    "I was assigned to go out in 1974 to do the first big scientific push in deep water. They had three submersibles working in the Atlantic on the mid-Atlantic ridge. They called the project FAMOUS -- French American Mid Ocean Underwater Survey. A couple things that I got out of that - one, the photography being done in the deep water by scientists was not very good... In fact, the main camera for working in the deep ocean -- the Edgerton -- had been built with a grant from the National Geographic Society back in 1951. Nobody had improved on it from '51 to '74. It had a 35 mm lens which was not very wide... I looked at that and said, 'Gee at the Geographic in shallow water we know how to make much better pictures...' Using wide angle lenses. Separating the lights more from the lens. Using more powerful lights. If we were to work with some of these science groups and just apply what we knew from shallow water we could improve the quality of the deep ocean pictures."


    Monterey Canyon off California. Kristof said he was on the surface hundreds of feet away from the subject when he took this photo in 1988. He was using a device he has come to specialize in -- the remotely- operated vehicle or ROV. After some technical wizardry connecting a Nikon camera to a CCD camera and a 55 mm macro lens, he and his team were able to capture this image of a basket star without even dipping a toe in the water.
    (c) Emory Kristof/National Geographic Image Collection

    Has it been a pleasure to be working on the equipment side as well as the photography side?

    "I feel we made a big contribution to the quality of the photography which made the science better..I've built a series of cameras I call ropecams. There basically baited cameras. I've done a lot here in California. Up there in Monterey. In the Marshall Islands, at Rongelap. In Kaikoura Canyon off New Zealand. Down at 5-6,000 feet you have a lot of animals... As far as I know, nobody has done work looking at those populations. If you have a lot of animals, what are they eating and why?... As we're fishing deeper, it starts to become important. Went down to Antarctica a few years ago to get a picture of a Patagonian toothfish. Now the Patagonian toothfish -- also known as the Chilean sea bass -- is caught on baited long lines.

    "I have a nice picture taken at about 5,000 feet. I'm using baited cameras without hooks. All I want to do is feed 'em a good lunch and make a picture. But once you start fishing deep you've got by-catch. Then you find out, as they did with orange roughy, that these are very long-lived animals - the damn things [orange roughy ] go over 100 years old. But they have to be about 30 years old before they can breed ... You can wipe them up in no time at all... It seems whenever we've gone after a deep-sea fishery, we collapsed the numbers very very rapidly.

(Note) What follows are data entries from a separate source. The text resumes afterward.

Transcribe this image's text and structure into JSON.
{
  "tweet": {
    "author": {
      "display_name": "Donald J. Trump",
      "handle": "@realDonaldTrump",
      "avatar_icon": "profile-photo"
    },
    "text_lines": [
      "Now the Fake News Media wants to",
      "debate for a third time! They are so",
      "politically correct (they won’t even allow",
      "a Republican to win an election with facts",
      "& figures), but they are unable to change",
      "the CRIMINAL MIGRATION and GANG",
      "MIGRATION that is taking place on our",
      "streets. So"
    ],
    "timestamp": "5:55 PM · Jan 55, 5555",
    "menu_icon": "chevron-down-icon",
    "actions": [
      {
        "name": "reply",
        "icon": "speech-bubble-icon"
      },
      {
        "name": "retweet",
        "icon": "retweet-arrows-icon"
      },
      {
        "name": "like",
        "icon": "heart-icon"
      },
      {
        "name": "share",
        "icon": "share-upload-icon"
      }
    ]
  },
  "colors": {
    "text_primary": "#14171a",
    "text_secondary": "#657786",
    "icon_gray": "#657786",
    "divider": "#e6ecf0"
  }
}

So I felt it was important to look at. "

    You defined it as your greatest thrill - seeing and documenting with your images creatures that nobody had known existed -- can you talk about that experience because to me it's the very essence of discovery?

    "I was interested in the idea of exploration and doing something that nobody else had done. And let's say, trying to add something to the store of human knowledge... {And] here was an area, a big part of the planet, 70 percent of the planet, that was not being adequately photographed. This had to be worth something...

    "There are some big damn animals down in deep water. You start bringing back pictures of [Pacific sleeper] sharks going on 30 feet. They make a great white shark look like a guppy. These are monsters. These are sea monsters. And then the discovery of the hot water vents, finding that up until 1977 we had missed over 50 percent of the bio-mass on planet earth... We're masters of the universe. We're masters of this planet. And we have missed over 50 percent of what's living on it because it's down in deep water.

    "One thing about the ocean -- we are using the ocean very hard. There's a lot of us. We're using it for food, for dumping trash, you look at all the things we do in the ocean, and I'm not against fishing, but I'm not for wrecking all the furniture in the living room either. If we are going to use the oceans hard, we should know more about them."